SAN FRANCISCO (Oracle OpenWorld) --- As Oracle looks to build out its cloud-based portfolio, the computer software and hardware giant launched its infrastructure-as-a-service (IaaS) offering yesterday.
Larry Ellison, Oracle's CEO, in his keynote address Sunday evening, said the new IaaS offering complements Oracle's existing software-as-a-service (SaaS) and platform-as-a-service (PaaS) offerings because that's what the company's customers have requested. "It makes a lot of sense for Oracle to offer this," he said. "Customers, to fully embrace cloud computing, need all three layers of service."
"Oracle is the only company to offer all three," Mark Hurd, Oracle's president, stressed during his keynote speech Monday morning. "Oracle is the only vendor that can give customers the complete stack of hardware and software."

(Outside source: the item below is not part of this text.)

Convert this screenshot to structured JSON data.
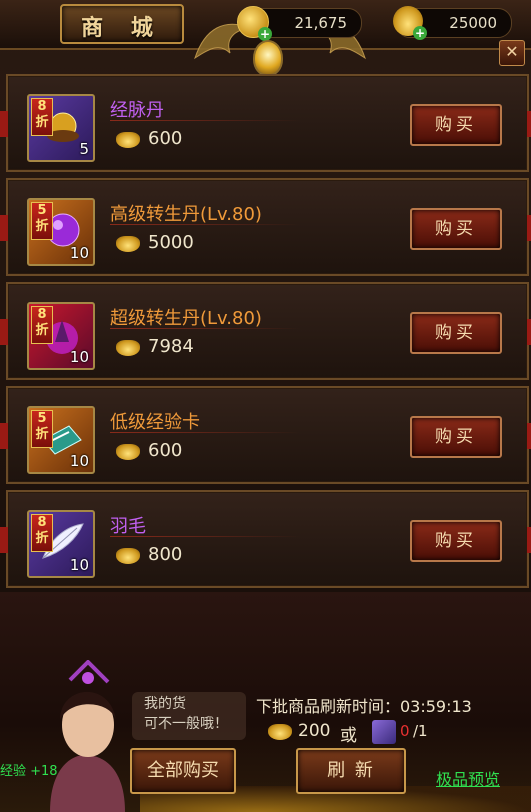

Ellison on Sunday evening also unveiled the Oracle Private Cloud, which allows customers to store some of their data behind their own firewalls while still maintaining all the benefits of a cloud deployment. And, "users can't tell the difference," he said.
According to Hurd, "this is a big deal," bringing "all the benefits of the cloud without any of the privacy or security issues."

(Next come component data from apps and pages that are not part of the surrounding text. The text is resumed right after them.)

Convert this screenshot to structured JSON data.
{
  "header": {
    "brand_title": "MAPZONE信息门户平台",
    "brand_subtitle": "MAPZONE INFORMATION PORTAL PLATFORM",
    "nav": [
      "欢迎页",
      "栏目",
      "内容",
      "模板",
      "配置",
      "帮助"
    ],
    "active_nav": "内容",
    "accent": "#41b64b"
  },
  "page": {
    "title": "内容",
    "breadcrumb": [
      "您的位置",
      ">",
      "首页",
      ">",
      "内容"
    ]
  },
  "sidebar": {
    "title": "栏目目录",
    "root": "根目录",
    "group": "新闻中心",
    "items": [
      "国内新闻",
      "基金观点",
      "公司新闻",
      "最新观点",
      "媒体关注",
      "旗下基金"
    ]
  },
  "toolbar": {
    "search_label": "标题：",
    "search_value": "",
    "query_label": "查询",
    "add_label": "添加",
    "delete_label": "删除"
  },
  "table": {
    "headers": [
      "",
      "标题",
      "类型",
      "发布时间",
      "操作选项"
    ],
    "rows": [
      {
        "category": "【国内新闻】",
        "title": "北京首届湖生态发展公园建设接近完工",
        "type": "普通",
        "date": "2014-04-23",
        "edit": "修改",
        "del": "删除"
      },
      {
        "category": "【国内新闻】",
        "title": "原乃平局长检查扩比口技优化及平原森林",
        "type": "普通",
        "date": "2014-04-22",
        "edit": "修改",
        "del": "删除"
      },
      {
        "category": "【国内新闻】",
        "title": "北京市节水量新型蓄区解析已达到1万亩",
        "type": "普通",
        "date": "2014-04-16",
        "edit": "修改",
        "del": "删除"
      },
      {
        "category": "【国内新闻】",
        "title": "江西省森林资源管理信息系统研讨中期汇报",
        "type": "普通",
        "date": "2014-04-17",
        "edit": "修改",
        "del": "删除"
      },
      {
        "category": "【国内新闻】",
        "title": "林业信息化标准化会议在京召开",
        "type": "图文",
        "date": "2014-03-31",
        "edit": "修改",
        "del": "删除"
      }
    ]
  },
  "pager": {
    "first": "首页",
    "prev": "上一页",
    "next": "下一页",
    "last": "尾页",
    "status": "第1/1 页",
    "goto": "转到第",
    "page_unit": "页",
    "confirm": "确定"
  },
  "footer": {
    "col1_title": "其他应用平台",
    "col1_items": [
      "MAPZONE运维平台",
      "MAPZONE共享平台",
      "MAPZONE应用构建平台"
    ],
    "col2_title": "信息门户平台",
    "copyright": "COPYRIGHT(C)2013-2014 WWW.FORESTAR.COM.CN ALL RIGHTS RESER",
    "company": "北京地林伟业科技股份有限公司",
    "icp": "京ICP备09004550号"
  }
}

Hurd also said that the entire stack is "the next generation of cloud solutions," providing a mix of public or private cloud, on-premises, or hybrid offerings.
Also launched at the event was Oracle Database 12C, a multitenancy product that Ellison said breaks the mold of traditional database options. Traditional database architectures rely on separate memory, processes, files, operating systems, and other components dedicated to each individual data stack, including those for CRM, ERP, and data warehousing apps. Oracle 12C, however, is one central system into which users can plug multiple data stacks. According to Ellison, this allows customers to use one-sixth of the hardware to run five times as many databases.
At last year's event, Ellison first announced Oracle's Public Cloud, but he said this year that this was not Oracle's first foray into the world of cloud computing.
Oracle first toyed with the cloud in 2004 when it drafted plans for the Fusion suite of applications. "We had to build the platform first before we could build the applications," he said. "In 2011, we got to the point where we could release Fusion and start delivering cloud services."
Today, "there's a lot that's attractive about cloud computing," he maintained, noting that the cloud provider bears all the responsibility while the customer buys capacity without a lot of upfront costs.
The last announcement of the day came when Ellison announced plans for the Exadata X3, its new in-memory computing platform, which can reduce data storage costs by up to 10 times.
Hurd, in his Monday address, said Exadata X3 offers "a gargantuan amount of memory," which is important gfiven that most companies are growing their data by 40 percent each year and spending about 20 percent of their IT budgets on storage.
All four developments, Hurd said, are the result of a high amount of spending by Oracle on research and development during the past few years. The company is on pace to spend $5 billion on R&D this year, after spending $4.5 billion in 2011 and $4.2 billion the year before. This also comes on the heels of $6 billion in mergers and acquisitions last year alone, he added.